Despite the better than anticipated inflation data, Dow is giving up previous gains, down more than 200 points
Tuestday, despite the stronger than anticipated inflation readings, US market indices surrendered previous profits into their September clutches.
The Industrial Average of Dow Jones dropped about 215 points, or 0.6%. The S&P 500 dropped by 0.3%, while the Nasdaq Composite dropped by 0.2%.
Economic recovery stocks led to a shift less than 30 minutes after opening. Bank of America has led to weaker financial shares. General Electric has in the red for industrial equities. With Microsoft and Amazon higher, investors flocked into some of their favorite technology bastions.
While there was still a substantial inflation boost, the consumer price index from August was less than anticipated. August CPI rose by 0.3% month-to-month, 5.3% a year earlier, below 0.4% and 5.4% annually for economists surveyed by Dow Jones respectively.
A little rise, 0.1 percent, and below the 0.3 percent increase anticipated by analysts has been the lower volatile core lecture excluding food and energy prices.
“We need a sustained reduction in inflation without worsening of the economic outlook to ensure that markets are fundamentally favorable,” said Liz Ann Sonders, chief investment strategist at Charles Schwab.
Since August’s employment data, which was published by the Labor Department on 3 September, stocks have been under pressure.
“Whether it confirms the deterioration we observed in the August employment report or begins to indicate that we may be seeing improvements in the coming weeks is becoming even more significant,” said the Sonders.
In order to tap into its easier monetary policy, the Federal Reserva monitors important economic data, such as inflation rates. On 21 September, the Fed starts a two-day political meeting.
“I do not think that the Fed will discuss tapering until the meeting in November in September

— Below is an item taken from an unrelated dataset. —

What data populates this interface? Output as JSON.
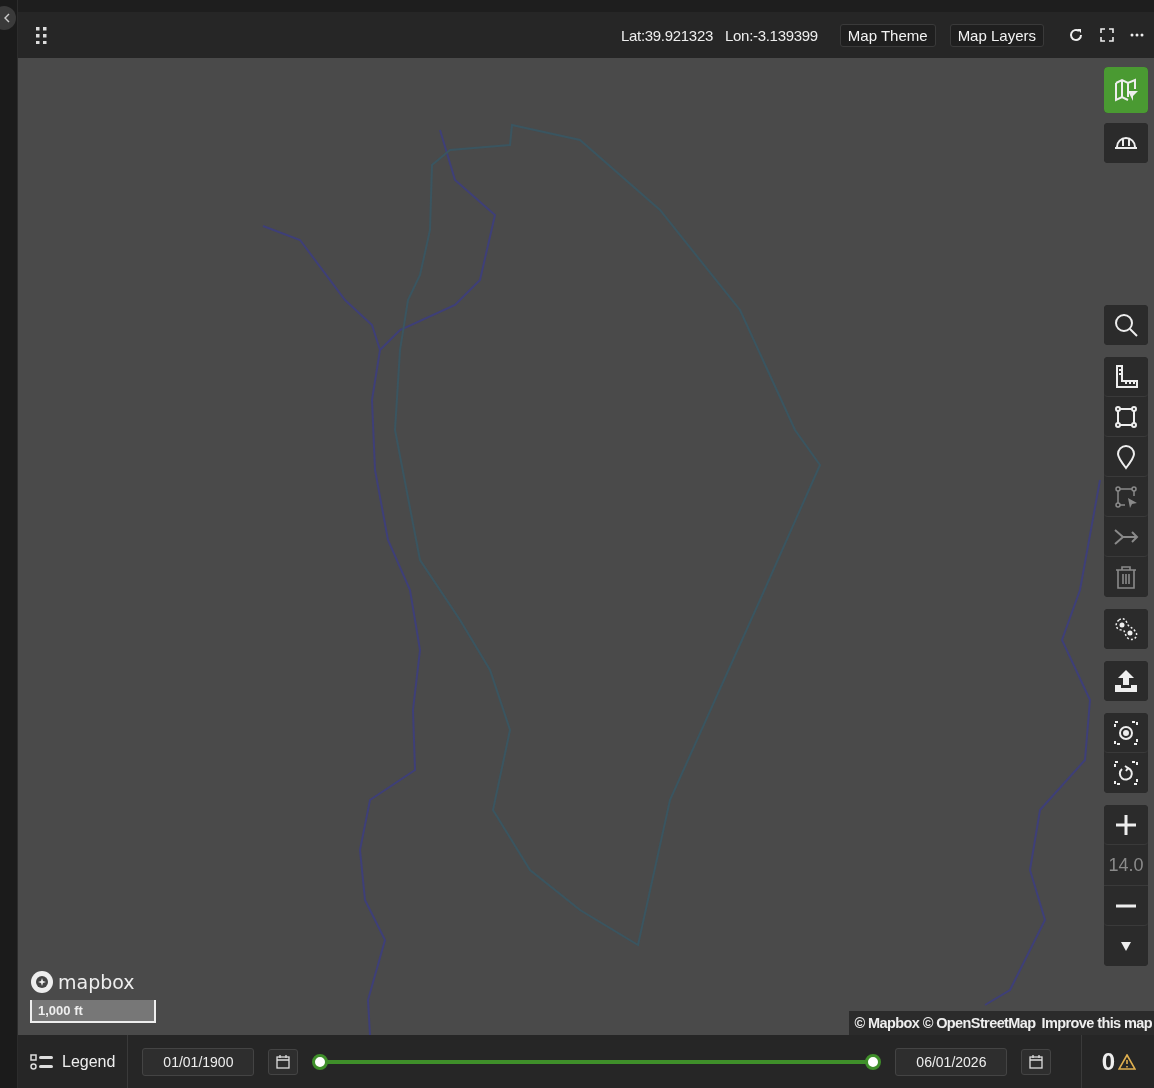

and that it will then be established before year’s end,” Art Hogan, National Securities chief market analyst, said.
The highest averages for September are at least 1% lower, and RBC does not anticipate the S&P 500 rise by year-end. On Monday the company increased its benchmark index year-end goal to 4,500, up from an earlier objective of 4,325. The new goal is less than 1% higher than the index on Monday. The company has also set a goal of 4,900 at the end of 2022.
“The S&P 500 still has a volatility before the year comes to an end, a prediction we have made over the last several months, owing to a high share-market feeling and positioning,” the company said in a letter to its customers.
“We also consider economic recession risks that are low, decreasing the chances of growth being full,
and plan to use it as an opportunity to acquire, while taking the reasons for the recession seriously,” said RBC.
House Democrats suggested additional tax increases in Washington to fund 3.5 trillion dollars for expenditure. A report from the Committee on Travel and Media has shown that the proposal requires 26.5% and 39.6% of the highest corporate and individual taxes, respectively.